Mrs. Clinton would bring a distinctive background to the State Department. As first lady, she traveled the world for eight years, visiting more than 80 countries, not only meeting with foreign leaders but also visiting villages, clinics and other remote areas that rarely get on a president’s itinerary.

While Mrs. Clinton and Mr. Obama agree most of the time on foreign policy, during the campaign she made a point of highlighting their differences, seeking to paint him as unsophisticated. Now those differences will be brought into stark relief as she seeks to become into Mr. Obama’s emissary to the world.

On Iran, for instance, Mrs. Clinton staked a position during the primaries to the right of Mr. Obama. She voted in favor of a measure more hawkish than what even most of the Bush administration had been willing to venture, asking Mr. Bush to declare Iran’s 125,000-member Revolutionary Guard Corps a foreign terrorist organization. Mr. Obama did not show up to vote that day but said that if he had, he would have opposed the bill.

Many Iran experts criticized the bill, saying it was similar to Iran’s declaring the United States military a terrorist organization because it carried out Mr. Bush’s orders. Even some members of the Clinton campaign’s foreign policy team at the time privately disagreed with the vote.

But the bigger fight between Mrs. Clinton and Mr. Obama was over the issue of talking to Iran, which Mrs. Clinton could soon find at the top of her portfolio. When during a debate Mr. Obama termed “ridiculous” the notion of not talking to adversaries, Mrs. Clinton sharply criticized him, calling that position “irresponsible and frankly naïve.”

The difference between Mrs. Clinton and Mr. Obama on the issue is more perception than reality, advisers to both now say. Mr. Obama has said he would have a lower-level envoy do preparatory work for a meeting with Iran’s leaders first, and Mrs. Clinton has said she favors vigorous diplomacy and lower-level contacts as well.

“She’s not against talking to enemies; it was a question of how it’s done,” said Martin Indyk, the former United States ambassador to Israel. “That was the critical issue.”

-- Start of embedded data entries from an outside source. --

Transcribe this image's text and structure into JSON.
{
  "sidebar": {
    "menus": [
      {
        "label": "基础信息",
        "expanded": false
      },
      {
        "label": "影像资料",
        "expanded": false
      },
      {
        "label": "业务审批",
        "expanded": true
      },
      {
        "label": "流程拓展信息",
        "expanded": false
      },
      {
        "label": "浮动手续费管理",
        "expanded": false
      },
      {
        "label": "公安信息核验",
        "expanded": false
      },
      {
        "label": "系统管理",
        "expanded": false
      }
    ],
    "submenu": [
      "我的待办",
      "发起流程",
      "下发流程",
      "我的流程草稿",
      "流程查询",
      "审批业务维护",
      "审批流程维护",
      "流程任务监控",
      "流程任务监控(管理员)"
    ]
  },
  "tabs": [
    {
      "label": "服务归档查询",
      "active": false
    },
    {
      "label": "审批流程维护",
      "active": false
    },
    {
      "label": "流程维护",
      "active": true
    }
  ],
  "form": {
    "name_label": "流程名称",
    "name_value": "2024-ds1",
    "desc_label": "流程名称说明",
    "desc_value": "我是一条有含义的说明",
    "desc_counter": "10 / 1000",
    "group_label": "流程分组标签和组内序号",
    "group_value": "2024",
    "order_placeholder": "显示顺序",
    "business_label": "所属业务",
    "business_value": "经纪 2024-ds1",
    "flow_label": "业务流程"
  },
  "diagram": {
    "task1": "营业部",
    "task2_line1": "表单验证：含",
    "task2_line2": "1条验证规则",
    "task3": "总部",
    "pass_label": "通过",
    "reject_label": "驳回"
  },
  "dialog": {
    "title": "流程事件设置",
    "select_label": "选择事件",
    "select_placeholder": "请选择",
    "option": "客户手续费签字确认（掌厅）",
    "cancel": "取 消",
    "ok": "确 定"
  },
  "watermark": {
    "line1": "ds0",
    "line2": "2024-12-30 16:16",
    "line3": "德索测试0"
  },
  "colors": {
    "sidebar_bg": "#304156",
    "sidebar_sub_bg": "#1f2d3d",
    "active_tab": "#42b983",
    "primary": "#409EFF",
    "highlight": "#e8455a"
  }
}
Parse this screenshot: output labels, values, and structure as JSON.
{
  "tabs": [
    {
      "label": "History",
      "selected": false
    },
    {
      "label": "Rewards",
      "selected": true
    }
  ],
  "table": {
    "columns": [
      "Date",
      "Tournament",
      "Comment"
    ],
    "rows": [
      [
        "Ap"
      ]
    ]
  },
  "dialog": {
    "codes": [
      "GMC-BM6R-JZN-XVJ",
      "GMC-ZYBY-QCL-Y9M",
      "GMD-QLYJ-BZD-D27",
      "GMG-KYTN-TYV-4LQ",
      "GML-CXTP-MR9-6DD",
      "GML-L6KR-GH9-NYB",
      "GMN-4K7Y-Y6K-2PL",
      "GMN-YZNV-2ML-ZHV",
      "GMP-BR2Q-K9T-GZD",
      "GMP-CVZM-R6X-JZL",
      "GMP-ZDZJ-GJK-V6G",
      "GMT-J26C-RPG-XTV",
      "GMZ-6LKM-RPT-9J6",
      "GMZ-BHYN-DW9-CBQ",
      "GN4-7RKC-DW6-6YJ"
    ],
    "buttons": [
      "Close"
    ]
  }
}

On Israel, the other chronic foreign policy issue that will bedevil the next secretary of state, Mrs. Clinton would bring baggage as well. She is seen as fiercely loyal to Israel, which can be both a plus and a minus, Middle East experts say.

While her pro-Israel record as a senator from New York might cause her to be viewed with suspicion in the Arab world, it could give her credibility to ask Israel to make tough choices for peace.


Wow. So, I'm still trying to wrap my head around this and how I feel about it. Would love to hear what other people think, so please, comment away.....